(Beginning of Data)
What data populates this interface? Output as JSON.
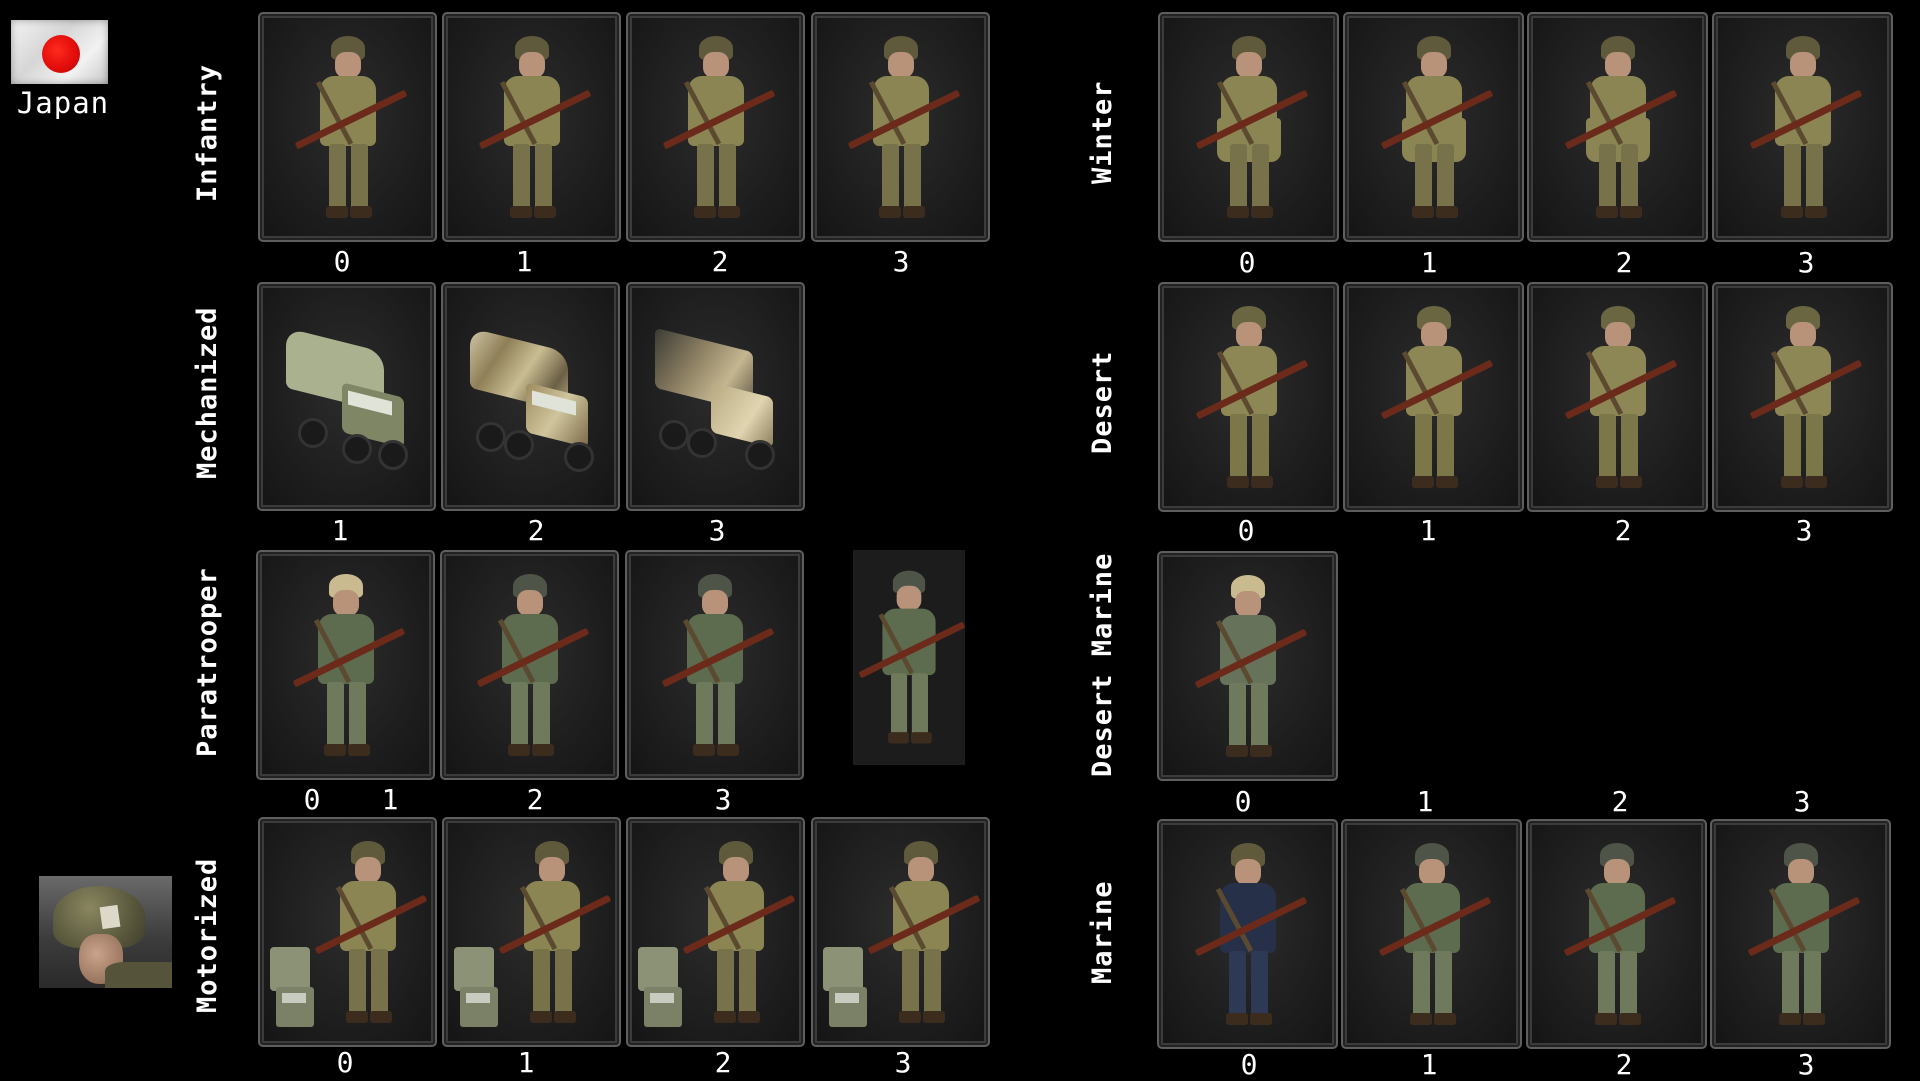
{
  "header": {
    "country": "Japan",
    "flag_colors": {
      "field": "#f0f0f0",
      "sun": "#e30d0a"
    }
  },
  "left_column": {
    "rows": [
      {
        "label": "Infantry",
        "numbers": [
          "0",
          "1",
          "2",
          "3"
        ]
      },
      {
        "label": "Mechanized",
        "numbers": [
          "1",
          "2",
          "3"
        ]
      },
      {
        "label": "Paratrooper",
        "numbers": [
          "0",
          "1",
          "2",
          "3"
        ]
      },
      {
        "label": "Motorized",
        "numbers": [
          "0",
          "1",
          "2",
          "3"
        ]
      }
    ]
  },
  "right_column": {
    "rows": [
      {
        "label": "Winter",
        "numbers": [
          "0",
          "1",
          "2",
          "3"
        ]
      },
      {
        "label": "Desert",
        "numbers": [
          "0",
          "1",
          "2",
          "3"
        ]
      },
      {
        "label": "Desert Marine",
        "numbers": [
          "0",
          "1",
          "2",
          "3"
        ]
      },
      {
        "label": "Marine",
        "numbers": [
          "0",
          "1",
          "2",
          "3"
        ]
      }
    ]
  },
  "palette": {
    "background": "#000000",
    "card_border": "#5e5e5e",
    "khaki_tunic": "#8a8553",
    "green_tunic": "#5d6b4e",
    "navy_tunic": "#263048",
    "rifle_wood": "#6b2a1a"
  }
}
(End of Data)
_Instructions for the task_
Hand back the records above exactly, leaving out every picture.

_Output_
What data populates this interface? Output as JSON.
{
  "header": {
    "country": "Japan",
    "flag_colors": {
      "field": "#f0f0f0",
      "sun": "#e30d0a"
    }
  },
  "left_column": {
    "rows": [
      {
        "label": "Infantry",
        "numbers": [
          "0",
          "1",
          "2",
          "3"
        ]
      },
      {
        "label": "Mechanized",
        "numbers": [
          "1",
          "2",
          "3"
        ]
      },
      {
        "label": "Paratrooper",
        "numbers": [
          "0",
          "1",
          "2",
          "3"
        ]
      },
      {
        "label": "Motorized",
        "numbers": [
          "0",
          "1",
          "2",
          "3"
        ]
      }
    ]
  },
  "right_column": {
    "rows": [
      {
        "label": "Winter",
        "numbers": [
          "0",
          "1",
          "2",
          "3"
        ]
      },
      {
        "label": "Desert",
        "numbers": [
          "0",
          "1",
          "2",
          "3"
        ]
      },
      {
        "label": "Desert Marine",
        "numbers": [
          "0",
          "1",
          "2",
          "3"
        ]
      },
      {
        "label": "Marine",
        "numbers": [
          "0",
          "1",
          "2",
          "3"
        ]
      }
    ]
  },
  "palette": {
    "background": "#000000",
    "card_border": "#5e5e5e",
    "khaki_tunic": "#8a8553",
    "green_tunic": "#5d6b4e",
    "navy_tunic": "#263048",
    "rifle_wood": "#6b2a1a"
  }
}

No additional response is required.